_WHAT THE EXERCISE ASKS_
When a line of the listing below has the string "overruns" in it, copy that line.

_DATA RECORDS_
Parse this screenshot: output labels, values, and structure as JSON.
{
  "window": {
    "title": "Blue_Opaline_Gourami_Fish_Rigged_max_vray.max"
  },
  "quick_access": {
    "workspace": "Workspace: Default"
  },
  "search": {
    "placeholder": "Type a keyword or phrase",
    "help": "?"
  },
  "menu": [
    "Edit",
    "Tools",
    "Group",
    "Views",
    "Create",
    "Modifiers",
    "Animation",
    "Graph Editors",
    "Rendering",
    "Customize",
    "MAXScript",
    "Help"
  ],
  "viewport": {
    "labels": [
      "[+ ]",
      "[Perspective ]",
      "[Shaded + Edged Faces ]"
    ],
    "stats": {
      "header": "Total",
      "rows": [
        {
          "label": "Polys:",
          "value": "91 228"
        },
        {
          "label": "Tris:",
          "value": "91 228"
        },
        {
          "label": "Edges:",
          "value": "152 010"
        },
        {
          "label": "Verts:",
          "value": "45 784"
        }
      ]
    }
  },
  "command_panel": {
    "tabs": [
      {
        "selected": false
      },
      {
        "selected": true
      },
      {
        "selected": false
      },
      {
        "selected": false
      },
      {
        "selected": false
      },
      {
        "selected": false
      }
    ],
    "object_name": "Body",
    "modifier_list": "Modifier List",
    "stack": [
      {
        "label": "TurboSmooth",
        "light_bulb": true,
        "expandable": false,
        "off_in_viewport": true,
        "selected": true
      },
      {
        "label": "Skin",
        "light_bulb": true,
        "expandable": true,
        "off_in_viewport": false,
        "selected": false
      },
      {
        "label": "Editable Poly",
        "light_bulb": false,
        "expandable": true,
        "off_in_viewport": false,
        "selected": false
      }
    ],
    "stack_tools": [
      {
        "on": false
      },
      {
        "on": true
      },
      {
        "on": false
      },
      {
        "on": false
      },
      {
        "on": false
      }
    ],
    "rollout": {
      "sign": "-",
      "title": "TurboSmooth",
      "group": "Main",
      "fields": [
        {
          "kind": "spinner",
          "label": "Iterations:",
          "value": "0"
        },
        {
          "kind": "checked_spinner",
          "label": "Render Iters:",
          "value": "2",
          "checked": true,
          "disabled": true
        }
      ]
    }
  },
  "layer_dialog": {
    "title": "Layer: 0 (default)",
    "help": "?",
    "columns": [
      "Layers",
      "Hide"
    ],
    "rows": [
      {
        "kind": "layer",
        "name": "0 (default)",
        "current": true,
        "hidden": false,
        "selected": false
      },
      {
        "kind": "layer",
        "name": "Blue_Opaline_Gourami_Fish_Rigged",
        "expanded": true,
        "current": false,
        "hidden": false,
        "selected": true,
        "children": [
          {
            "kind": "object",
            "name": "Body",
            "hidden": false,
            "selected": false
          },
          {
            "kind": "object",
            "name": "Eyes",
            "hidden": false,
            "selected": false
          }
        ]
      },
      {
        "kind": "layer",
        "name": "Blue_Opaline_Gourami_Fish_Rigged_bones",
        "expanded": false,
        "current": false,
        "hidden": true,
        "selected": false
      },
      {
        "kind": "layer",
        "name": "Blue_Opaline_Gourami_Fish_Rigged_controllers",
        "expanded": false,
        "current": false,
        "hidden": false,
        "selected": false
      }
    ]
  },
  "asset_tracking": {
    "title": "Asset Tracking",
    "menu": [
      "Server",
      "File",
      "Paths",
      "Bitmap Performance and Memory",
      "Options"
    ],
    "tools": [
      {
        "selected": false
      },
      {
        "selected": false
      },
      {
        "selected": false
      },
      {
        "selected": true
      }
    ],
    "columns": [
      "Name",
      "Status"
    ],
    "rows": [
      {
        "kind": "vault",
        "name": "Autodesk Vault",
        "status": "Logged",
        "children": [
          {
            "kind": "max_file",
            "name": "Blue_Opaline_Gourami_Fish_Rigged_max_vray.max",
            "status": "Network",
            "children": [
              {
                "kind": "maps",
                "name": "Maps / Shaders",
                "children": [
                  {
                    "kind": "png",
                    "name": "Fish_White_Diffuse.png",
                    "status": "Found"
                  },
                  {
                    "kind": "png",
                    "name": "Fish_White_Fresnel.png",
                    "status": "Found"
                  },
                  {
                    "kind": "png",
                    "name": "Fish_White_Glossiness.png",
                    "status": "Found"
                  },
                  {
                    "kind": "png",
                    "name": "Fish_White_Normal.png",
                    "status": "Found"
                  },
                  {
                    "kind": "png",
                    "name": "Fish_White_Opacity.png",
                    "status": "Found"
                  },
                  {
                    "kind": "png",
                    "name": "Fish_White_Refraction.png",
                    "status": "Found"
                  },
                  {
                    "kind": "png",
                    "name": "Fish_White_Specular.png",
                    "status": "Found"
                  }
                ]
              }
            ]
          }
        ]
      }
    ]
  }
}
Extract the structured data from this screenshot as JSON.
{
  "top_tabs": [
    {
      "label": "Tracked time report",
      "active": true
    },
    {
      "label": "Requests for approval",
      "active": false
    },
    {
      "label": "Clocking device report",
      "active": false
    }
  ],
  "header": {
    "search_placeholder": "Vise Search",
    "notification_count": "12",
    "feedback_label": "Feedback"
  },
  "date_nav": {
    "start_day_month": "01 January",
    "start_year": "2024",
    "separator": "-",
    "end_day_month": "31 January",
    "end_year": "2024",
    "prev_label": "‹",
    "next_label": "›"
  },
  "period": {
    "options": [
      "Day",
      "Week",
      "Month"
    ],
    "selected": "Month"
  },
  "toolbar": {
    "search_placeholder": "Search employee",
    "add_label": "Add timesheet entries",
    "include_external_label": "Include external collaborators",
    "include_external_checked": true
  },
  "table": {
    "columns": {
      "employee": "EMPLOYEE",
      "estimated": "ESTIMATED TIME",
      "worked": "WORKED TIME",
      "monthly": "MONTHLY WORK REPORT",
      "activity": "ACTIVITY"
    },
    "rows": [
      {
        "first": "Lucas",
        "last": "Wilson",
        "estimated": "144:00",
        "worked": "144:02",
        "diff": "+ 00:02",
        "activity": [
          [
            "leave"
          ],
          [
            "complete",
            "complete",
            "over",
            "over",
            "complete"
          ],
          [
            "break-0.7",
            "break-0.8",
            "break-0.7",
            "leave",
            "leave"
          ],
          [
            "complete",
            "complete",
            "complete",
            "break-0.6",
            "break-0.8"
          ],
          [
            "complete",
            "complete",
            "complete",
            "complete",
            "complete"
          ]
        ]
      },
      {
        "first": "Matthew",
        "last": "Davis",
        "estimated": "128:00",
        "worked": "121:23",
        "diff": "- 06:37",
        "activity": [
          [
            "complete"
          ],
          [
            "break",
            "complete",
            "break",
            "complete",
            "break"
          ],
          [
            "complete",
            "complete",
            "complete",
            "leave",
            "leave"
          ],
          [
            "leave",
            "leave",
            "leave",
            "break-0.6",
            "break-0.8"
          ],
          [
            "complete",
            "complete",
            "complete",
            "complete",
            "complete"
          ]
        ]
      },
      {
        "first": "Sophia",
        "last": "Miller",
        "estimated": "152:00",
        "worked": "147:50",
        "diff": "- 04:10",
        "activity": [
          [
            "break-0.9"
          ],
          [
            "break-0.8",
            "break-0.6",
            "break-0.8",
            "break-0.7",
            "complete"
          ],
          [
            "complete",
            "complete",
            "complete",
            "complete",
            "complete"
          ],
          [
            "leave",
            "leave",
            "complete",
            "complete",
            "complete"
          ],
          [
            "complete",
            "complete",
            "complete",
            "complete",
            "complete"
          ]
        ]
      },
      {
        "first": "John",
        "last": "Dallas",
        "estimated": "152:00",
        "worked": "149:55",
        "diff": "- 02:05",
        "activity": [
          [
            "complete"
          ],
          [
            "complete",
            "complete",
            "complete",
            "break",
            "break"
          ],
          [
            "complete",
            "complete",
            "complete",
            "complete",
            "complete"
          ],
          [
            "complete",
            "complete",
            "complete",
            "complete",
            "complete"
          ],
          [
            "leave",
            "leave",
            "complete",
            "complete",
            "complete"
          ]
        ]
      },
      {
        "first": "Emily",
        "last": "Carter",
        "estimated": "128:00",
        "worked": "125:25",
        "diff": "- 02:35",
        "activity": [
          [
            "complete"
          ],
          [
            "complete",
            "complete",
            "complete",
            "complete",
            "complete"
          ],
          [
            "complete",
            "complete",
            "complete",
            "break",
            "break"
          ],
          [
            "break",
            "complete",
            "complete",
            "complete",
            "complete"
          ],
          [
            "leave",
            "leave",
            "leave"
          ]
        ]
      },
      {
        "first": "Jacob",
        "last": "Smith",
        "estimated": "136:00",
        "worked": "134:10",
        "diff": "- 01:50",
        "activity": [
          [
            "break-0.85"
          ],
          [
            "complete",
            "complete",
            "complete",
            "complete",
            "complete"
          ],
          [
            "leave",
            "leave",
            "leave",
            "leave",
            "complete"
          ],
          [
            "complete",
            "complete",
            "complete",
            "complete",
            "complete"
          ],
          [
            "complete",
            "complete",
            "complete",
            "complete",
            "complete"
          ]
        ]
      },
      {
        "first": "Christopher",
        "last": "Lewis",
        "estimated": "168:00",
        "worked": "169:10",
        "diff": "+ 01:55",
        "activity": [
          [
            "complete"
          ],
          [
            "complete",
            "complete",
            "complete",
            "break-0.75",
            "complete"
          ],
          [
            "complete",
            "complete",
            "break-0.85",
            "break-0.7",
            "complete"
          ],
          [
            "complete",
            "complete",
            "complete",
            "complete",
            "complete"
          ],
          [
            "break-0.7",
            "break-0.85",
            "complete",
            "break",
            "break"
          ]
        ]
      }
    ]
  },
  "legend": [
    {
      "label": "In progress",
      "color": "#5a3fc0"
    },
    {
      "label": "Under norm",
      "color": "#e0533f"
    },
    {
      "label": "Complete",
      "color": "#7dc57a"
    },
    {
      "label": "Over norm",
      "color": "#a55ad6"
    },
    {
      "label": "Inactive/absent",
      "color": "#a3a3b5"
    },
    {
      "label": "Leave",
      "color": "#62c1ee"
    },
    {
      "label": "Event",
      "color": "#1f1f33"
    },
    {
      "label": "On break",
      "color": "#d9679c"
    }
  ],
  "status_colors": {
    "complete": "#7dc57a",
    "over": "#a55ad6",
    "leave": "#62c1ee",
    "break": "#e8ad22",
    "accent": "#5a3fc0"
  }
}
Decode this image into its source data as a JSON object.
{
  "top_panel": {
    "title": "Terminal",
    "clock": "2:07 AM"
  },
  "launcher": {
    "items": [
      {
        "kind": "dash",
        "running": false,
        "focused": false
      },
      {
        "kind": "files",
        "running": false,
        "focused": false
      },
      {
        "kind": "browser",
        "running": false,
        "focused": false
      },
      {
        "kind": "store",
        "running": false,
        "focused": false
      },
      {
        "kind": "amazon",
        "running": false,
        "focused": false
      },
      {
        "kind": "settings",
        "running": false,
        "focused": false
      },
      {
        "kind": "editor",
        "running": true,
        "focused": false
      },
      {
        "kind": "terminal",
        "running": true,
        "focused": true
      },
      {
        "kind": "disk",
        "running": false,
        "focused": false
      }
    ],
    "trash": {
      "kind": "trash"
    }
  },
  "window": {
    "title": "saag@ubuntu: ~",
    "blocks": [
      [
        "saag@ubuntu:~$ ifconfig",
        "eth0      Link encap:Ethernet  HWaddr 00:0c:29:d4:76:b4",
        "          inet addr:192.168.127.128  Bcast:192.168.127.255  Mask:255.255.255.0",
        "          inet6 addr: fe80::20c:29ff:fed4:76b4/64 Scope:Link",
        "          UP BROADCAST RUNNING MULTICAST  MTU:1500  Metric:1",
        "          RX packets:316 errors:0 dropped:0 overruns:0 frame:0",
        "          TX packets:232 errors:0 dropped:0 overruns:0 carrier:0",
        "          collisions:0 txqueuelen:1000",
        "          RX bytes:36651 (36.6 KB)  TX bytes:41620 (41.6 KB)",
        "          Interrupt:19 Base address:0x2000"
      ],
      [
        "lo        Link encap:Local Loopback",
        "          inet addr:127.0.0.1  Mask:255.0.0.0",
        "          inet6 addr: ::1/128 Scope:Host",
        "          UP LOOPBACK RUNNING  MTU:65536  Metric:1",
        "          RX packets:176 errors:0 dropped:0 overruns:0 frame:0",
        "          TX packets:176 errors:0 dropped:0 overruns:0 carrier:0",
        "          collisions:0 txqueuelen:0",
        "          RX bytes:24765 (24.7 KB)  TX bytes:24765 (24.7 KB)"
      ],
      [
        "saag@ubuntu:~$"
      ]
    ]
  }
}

_EXERCISE RESPONSE_
        "          RX packets:316 errors:0 dropped:0 overruns:0 frame:0",
        "          TX packets:232 errors:0 dropped:0 overruns:0 carrier:0",
        "          RX packets:176 errors:0 dropped:0 overruns:0 frame:0",
        "          TX packets:176 errors:0 dropped:0 overruns:0 carrier:0",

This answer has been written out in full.